*** Opening of DATASET EXTRACT ***
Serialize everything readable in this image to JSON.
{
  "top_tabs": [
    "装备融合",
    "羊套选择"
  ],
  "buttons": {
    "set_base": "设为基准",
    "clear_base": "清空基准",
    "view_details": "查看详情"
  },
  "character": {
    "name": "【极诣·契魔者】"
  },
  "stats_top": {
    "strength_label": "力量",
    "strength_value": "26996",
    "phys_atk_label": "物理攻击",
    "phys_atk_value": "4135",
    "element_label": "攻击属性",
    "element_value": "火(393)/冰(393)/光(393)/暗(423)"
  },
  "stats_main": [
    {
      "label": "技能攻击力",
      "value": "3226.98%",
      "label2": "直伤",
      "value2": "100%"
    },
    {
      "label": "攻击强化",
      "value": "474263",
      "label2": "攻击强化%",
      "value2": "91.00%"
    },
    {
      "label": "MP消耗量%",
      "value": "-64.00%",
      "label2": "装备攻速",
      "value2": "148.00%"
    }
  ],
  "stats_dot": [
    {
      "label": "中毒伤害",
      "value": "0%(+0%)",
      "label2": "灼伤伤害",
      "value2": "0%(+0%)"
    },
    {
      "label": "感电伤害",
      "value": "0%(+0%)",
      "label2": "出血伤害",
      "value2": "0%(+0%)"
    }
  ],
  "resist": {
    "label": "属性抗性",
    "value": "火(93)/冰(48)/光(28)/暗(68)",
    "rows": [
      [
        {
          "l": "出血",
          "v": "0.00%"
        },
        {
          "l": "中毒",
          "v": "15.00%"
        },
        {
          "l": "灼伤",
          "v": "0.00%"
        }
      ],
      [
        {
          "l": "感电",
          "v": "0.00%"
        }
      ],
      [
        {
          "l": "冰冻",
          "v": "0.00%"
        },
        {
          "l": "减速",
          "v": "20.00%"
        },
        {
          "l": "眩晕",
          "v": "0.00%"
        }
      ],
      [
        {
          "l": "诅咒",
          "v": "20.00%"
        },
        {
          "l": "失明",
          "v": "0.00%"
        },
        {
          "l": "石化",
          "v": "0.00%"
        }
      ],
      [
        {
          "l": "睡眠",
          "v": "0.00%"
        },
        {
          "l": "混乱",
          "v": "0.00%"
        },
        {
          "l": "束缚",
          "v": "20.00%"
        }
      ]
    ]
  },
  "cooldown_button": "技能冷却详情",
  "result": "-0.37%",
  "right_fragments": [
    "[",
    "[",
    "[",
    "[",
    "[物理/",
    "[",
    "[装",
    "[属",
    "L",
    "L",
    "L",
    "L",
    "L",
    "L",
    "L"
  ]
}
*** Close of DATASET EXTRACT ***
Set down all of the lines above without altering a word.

OUTPUT OF THE EXERCISE.
Serialize everything readable in this image to JSON.
{
  "top_tabs": [
    "装备融合",
    "羊套选择"
  ],
  "buttons": {
    "set_base": "设为基准",
    "clear_base": "清空基准",
    "view_details": "查看详情"
  },
  "character": {
    "name": "【极诣·契魔者】"
  },
  "stats_top": {
    "strength_label": "力量",
    "strength_value": "26996",
    "phys_atk_label": "物理攻击",
    "phys_atk_value": "4135",
    "element_label": "攻击属性",
    "element_value": "火(393)/冰(393)/光(393)/暗(423)"
  },
  "stats_main": [
    {
      "label": "技能攻击力",
      "value": "3226.98%",
      "label2": "直伤",
      "value2": "100%"
    },
    {
      "label": "攻击强化",
      "value": "474263",
      "label2": "攻击强化%",
      "value2": "91.00%"
    },
    {
      "label": "MP消耗量%",
      "value": "-64.00%",
      "label2": "装备攻速",
      "value2": "148.00%"
    }
  ],
  "stats_dot": [
    {
      "label": "中毒伤害",
      "value": "0%(+0%)",
      "label2": "灼伤伤害",
      "value2": "0%(+0%)"
    },
    {
      "label": "感电伤害",
      "value": "0%(+0%)",
      "label2": "出血伤害",
      "value2": "0%(+0%)"
    }
  ],
  "resist": {
    "label": "属性抗性",
    "value": "火(93)/冰(48)/光(28)/暗(68)",
    "rows": [
      [
        {
          "l": "出血",
          "v": "0.00%"
        },
        {
          "l": "中毒",
          "v": "15.00%"
        },
        {
          "l": "灼伤",
          "v": "0.00%"
        }
      ],
      [
        {
          "l": "感电",
          "v": "0.00%"
        }
      ],
      [
        {
          "l": "冰冻",
          "v": "0.00%"
        },
        {
          "l": "减速",
          "v": "20.00%"
        },
        {
          "l": "眩晕",
          "v": "0.00%"
        }
      ],
      [
        {
          "l": "诅咒",
          "v": "20.00%"
        },
        {
          "l": "失明",
          "v": "0.00%"
        },
        {
          "l": "石化",
          "v": "0.00%"
        }
      ],
      [
        {
          "l": "睡眠",
          "v": "0.00%"
        },
        {
          "l": "混乱",
          "v": "0.00%"
        },
        {
          "l": "束缚",
          "v": "20.00%"
        }
      ]
    ]
  },
  "cooldown_button": "技能冷却详情",
  "result": "-0.37%",
  "right_fragments": [
    "[",
    "[",
    "[",
    "[",
    "[物理/",
    "[",
    "[装",
    "[属",
    "L",
    "L",
    "L",
    "L",
    "L",
    "L",
    "L"
  ]
}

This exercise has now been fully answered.